Intracellular pathogens, including bacteria, viruses and fungi, can exploit various strategies to adapt or modify the cellular environment to escape from host immune defense. Many intracellular pathogens exploit cellular endocytic organelles to invade the host cell and have adapted to the intracellular drop in pH along the endocytic pathway to establish their niches and/or to activate penetration. Exogenous chemicals, such as NH4Cl and Chloroquine, can modify the acidic environment of endosomal compartments to inhibit productive infection of some viruses and intracellular parasites. However, whether the host cell has the corresponding defense strategy, the identification of the endogenous effector molecule machine and the regulatory network or not are important scientific issues have been explored but not always succeeded.
The research team of Prof. Yun Zhang, Kunming Institute of Zoology, CAS, previously identified and isolated a novel pore-forming protein and trefoil factor complex betagamma-CAT (patent no. ZL200810058028.5), and found that this endogenous protein machine can induce cell vacuole forming and form membrane channel on the endocytic/lysosomal pathway((Proc Natl Acad Sci USA 2014,111,6702, cover story). Recently, the team members Sheng-An Li and Long Liu reveal this protein complex can modulate the acidification of cellular endocytic organelles. In host immune defense, using a Listeria monocytogenes model, the team members found that this protein machine can impair the escape of L. monocytogenes into the cytosol and promote the non-lytic expulsion of intracellular L. monocytogenes to counteract L. monocytogenes fatal infection. The article “Host pore-forming protein complex neutralizes the acidification of endocytic organelles to counteract intracellular pathogens” has been published online in The Journal of Infectious Diseases. Associate research fellow Sheng-An Li and doctoral candidate Long Liu are contributed equally to this work, and the corresponding author of this article is Prof. Yun Zhang.
This study not only reveals a novel host strategy and effector molecule to defense and eliminate intracellular pathogens in vertebrates, but also provides novel ideas and clues for in-depth studying the basic cellular biology questions of cell vacuole forming, the regulatory network and related pathophysiological mechanisms. Moreover, our study is also important for developing novel therapeutics for related diseases.

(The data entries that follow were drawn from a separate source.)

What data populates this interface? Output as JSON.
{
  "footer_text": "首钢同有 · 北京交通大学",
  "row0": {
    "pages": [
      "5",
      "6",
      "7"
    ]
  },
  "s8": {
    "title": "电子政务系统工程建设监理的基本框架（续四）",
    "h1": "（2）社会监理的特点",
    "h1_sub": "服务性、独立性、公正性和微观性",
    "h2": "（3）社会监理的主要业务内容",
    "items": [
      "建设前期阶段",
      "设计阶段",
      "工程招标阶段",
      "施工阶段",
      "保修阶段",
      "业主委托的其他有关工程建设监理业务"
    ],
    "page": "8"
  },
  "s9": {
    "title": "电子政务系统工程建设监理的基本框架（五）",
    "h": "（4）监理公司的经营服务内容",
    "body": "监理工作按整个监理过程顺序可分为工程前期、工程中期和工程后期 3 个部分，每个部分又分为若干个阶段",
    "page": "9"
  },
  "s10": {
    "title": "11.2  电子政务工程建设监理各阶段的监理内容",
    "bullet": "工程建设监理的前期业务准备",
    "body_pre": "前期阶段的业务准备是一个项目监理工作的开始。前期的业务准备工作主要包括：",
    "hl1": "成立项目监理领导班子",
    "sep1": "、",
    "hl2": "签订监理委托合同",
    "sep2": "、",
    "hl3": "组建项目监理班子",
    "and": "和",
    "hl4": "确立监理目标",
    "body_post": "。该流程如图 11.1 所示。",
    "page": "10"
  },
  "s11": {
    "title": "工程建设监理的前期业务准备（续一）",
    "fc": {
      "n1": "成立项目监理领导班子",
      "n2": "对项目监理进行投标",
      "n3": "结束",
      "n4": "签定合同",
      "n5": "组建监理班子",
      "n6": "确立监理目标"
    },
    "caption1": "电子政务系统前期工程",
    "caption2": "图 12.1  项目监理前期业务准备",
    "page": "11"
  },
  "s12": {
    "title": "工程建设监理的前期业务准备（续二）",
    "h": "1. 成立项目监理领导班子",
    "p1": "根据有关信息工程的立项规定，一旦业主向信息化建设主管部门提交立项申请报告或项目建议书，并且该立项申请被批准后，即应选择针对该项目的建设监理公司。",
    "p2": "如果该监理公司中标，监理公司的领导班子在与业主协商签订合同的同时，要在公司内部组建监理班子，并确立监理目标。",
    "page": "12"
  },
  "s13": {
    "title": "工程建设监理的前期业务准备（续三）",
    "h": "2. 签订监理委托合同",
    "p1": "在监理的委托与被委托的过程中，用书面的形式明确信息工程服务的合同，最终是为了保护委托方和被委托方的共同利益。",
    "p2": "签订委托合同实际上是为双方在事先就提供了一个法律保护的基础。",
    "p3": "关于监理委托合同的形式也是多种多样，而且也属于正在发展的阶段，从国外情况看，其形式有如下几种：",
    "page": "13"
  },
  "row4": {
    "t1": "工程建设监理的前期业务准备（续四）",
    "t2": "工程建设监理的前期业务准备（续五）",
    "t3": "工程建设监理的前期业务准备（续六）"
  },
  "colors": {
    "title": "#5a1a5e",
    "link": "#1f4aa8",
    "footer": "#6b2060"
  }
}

This work was supported by Natural Science Foundation of China (NSFC)-Yunnan joint Grant and the "YunLing Scholar" Grant.